Bigger kitchens require adequate illumination, meaning they need several sources of light. You need one ambient light that will spread across the room. Then, you’ll need extra light on the working area. Pendants that should hang about 35-40 inches above a surface are a popular lighting option over an island, and undercabinet bulbs are great for food prep areas.
The dining room is a place for conversations, so you need to make it lit. Apart from excellent overall brightness, which is a must, other solutions include ceiling fixtures. A statement chandelier is going to bring more light into the room, as well as a certain charm. Remember that a chandelier should hang about 33 inches above the table in a dining room with 8-foot ceilings. For every foot above 8 feet, add 3 inches to the above-table measurement. For the lightbulbs, aim to supply about 30-40 lumens per square foot.

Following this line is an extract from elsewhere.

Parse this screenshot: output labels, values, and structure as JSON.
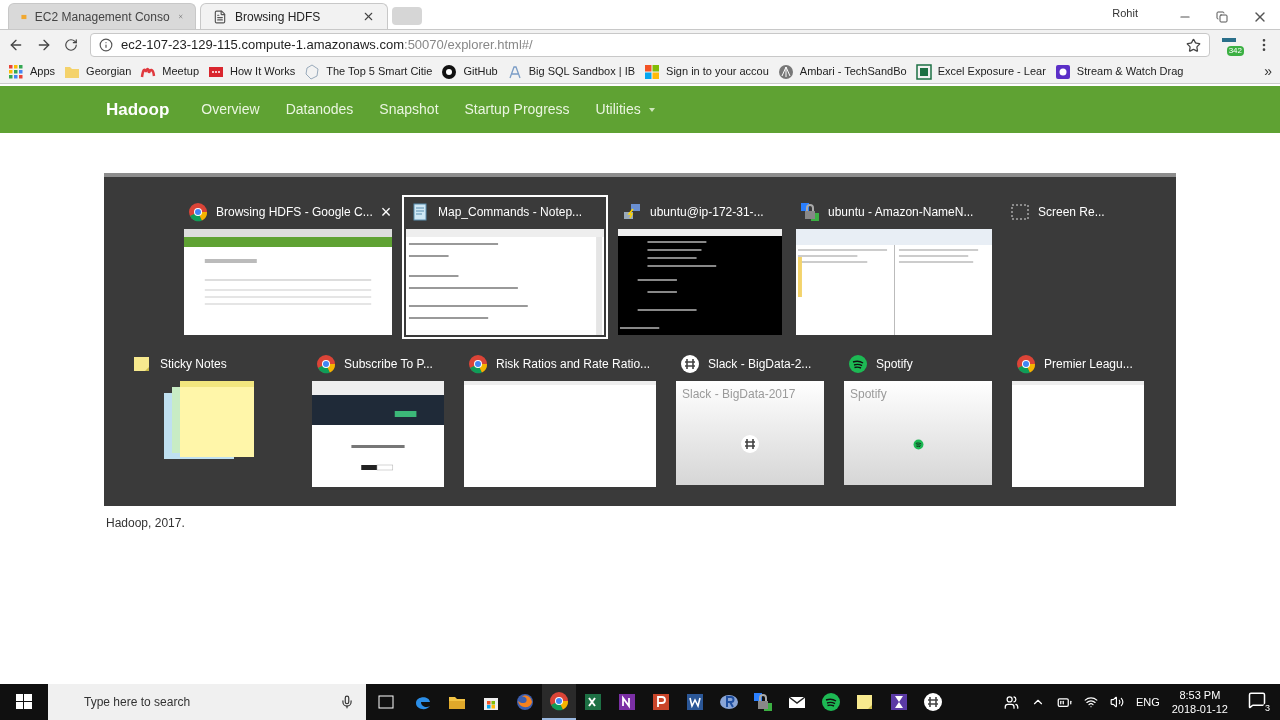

Living rooms are places where you hang out as a family, watch TV, entertain guests, so it’s best to have flexible track lighting. Adjustable beams allow you to create a desired pattern or wash of light without changing bulbs. Since it’s usually a place where you watch TV, try to use lights which won’t cause shadows or glare. Dimmable scones, track lights, and about 10-20 lumens per square foot are usually suitable for living rooms.

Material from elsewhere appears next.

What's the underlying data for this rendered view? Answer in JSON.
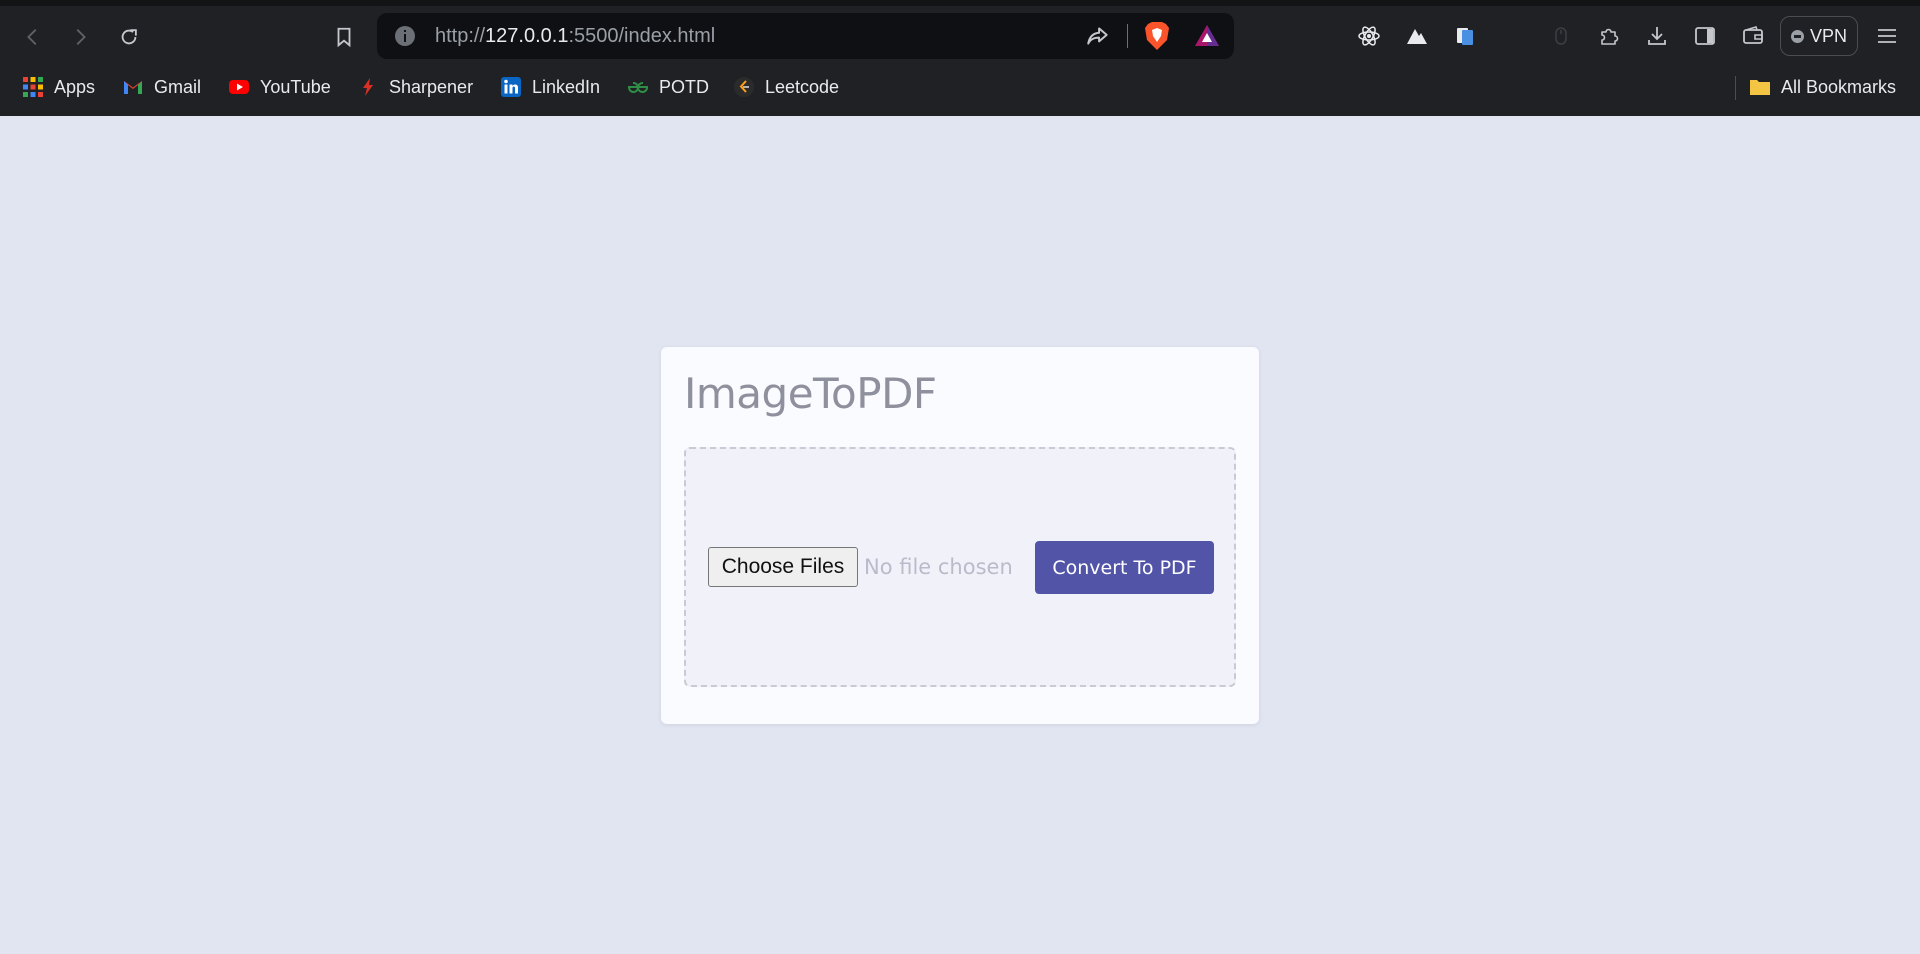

Like any other room, a bedroom needs general lighting. Build your lighting foundation with ambient lighting or general lighting. For reading, working, or doing your makeup, consider layering on top of your general lighting with task lights. Consider table lamps, low hanging pendants on either side of the bed, sconces, wall fixed task lights on both sides of the headboard, or other directional lighting placed above it. Balancing and layering the light is more important than symmetry, not just in the bedroom, but when it comes to learning about adequately lighting every room.
In bathrooms, avoid light which points down at the mirror, to avoid creating unwanted shadows. Place pendants on each side of the mirror to get more balanced lighting solutions. It’s essential to have a lit bathroom, but just like in other rooms, in all comes down to the size of it.
Lighting shouldn’t overpower a room, but at the same time living with wrong lighting is not healthy. Aim for at least three sources of light in every space and use dimmers whenever you can. Smart lighting can solve many problems, but if you can’t afford it yet, test out your current sources of light and see where you need to add a colorful lamp or maybe lit a bookshelf. Think outside the box and use what feels more natural to you.